The mindfulness business
Western capitalism is looking for inspiration in eastern mysticism
IN HIS 1905 book, “The Protestant Ethic and the Spirit of Capitalism”, Max Weber credited the Protestant ethic with giving rise to capitalism. Now it sometimes seems as if it is the Buddhist ethic that is keeping capitalism going. The Protestants stressed rational calculation and self-restraint. The Buddhists stress the importance of “mindfulness”—taking time out from the hurly-burly of daily activities to relax and meditate. In today’s corporate world you are more likely to hear about mindfulness than self-restraint.
Google offers an internal course called “search inside yourself” that has proved so popular that the company has created entry-level versions such as “neural self-hacking” and “managing your energy”. The search giant has also built a labyrinth for walking meditation. EBay has meditation rooms equipped with pillows and flowers. Twitter and Facebook are doing all they can to stay ahead in the mindfulness race. Evan Williams, one of Twitter’s founders, has introduced regular meditation sessions in his new venture, the Obvious Corporation, a start-up incubator and investment vehicle.

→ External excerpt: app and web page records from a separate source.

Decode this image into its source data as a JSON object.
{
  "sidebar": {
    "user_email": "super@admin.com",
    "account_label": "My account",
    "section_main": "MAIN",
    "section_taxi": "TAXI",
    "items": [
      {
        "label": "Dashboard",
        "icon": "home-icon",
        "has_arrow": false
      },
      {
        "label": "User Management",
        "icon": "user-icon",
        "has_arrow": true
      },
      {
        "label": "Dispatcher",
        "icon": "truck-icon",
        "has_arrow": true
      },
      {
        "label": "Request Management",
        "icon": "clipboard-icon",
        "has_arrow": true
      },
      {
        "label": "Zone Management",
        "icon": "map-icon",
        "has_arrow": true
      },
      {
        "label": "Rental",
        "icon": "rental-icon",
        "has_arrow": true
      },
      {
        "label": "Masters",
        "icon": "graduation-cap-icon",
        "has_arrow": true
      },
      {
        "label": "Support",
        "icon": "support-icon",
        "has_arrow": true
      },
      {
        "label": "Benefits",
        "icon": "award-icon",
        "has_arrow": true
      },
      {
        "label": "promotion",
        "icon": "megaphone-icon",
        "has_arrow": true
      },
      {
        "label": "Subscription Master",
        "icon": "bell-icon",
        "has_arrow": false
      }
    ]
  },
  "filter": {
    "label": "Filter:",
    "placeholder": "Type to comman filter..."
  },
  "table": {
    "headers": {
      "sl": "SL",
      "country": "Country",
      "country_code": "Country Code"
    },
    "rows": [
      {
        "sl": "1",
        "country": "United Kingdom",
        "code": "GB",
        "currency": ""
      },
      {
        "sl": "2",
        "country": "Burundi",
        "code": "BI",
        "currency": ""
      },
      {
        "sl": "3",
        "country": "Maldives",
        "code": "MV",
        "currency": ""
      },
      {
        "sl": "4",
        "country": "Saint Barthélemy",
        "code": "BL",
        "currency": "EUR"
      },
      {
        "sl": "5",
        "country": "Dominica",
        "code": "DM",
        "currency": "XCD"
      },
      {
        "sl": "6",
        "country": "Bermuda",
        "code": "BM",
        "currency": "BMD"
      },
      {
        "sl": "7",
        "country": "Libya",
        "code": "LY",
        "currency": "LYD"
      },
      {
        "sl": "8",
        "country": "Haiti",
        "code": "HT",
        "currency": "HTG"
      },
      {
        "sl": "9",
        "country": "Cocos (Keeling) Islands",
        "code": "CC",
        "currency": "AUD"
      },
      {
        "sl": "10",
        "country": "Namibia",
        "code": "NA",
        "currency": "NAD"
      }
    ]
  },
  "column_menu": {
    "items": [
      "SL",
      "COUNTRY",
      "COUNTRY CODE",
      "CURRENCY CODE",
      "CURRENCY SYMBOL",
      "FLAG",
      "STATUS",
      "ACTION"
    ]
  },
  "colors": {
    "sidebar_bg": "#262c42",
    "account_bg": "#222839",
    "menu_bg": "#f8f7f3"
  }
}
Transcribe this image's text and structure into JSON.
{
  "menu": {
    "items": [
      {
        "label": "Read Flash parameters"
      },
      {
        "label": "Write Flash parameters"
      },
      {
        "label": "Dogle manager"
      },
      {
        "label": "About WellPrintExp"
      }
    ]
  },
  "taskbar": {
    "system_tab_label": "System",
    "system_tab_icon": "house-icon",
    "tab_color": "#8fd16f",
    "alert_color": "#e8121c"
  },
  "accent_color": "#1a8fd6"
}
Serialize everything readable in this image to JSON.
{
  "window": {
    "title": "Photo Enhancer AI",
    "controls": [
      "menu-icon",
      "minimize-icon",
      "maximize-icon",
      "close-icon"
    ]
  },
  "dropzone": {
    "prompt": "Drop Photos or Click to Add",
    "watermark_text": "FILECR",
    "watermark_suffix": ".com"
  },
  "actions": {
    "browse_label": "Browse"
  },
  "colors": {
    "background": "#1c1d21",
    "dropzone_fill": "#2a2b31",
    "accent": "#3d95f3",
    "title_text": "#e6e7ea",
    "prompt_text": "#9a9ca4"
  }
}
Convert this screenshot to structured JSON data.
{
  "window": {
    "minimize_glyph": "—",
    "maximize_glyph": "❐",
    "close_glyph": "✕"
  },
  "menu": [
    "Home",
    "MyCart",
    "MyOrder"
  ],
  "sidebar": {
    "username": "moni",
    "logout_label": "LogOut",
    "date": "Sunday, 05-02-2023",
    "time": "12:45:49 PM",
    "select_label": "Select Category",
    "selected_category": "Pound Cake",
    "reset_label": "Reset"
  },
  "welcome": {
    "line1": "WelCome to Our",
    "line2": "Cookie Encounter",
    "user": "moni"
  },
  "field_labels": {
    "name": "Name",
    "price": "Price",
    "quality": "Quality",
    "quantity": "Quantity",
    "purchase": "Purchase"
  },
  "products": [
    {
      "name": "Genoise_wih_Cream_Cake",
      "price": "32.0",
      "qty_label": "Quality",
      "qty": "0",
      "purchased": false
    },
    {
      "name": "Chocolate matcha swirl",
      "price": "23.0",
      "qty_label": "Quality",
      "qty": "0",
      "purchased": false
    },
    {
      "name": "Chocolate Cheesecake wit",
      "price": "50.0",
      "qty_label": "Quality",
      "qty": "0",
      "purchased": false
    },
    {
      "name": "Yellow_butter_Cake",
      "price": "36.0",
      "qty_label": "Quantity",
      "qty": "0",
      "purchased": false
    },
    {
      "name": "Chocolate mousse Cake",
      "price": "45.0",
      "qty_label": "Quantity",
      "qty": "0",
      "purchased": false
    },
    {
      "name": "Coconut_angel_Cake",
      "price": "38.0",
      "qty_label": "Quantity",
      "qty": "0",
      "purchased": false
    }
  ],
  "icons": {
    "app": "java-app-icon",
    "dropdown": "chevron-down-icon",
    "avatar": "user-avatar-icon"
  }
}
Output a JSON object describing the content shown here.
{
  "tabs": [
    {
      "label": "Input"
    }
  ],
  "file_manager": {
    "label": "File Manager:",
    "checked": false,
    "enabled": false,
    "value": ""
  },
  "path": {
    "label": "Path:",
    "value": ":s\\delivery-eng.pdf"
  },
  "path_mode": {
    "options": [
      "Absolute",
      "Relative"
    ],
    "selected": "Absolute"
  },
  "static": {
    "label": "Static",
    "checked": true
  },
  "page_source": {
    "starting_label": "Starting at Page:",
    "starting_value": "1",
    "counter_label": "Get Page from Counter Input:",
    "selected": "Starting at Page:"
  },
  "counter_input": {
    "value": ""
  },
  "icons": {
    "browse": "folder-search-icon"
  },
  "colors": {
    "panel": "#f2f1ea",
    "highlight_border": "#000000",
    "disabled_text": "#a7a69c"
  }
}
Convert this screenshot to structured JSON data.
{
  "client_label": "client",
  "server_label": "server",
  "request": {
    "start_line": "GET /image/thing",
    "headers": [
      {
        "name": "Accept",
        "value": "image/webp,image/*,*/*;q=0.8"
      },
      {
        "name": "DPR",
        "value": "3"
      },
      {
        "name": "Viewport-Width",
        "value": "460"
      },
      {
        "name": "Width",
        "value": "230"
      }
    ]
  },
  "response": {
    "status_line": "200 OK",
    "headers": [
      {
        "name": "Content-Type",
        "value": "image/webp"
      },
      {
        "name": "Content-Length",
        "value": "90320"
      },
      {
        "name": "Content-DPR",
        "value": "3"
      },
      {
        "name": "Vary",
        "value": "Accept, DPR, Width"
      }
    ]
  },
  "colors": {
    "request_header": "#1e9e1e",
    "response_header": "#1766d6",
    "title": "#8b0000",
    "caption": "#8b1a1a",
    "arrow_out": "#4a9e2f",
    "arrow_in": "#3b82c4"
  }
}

The fashion is not confined to Silicon Valley: the mindfulness movement can be found in every corner of the corporate world. Rupert Murdoch has a well-developed bullshit detector. But earlier this year he tweeted about his interest in transcendental meditation (which he said “everyone recommends”). Ray Dalio of Bridgewater Associates and Bill Gross of PIMCO are two of the biggest names in the money-management business, and both are regular meditators. Mr Dalio says it has had more impact on his success than anything else.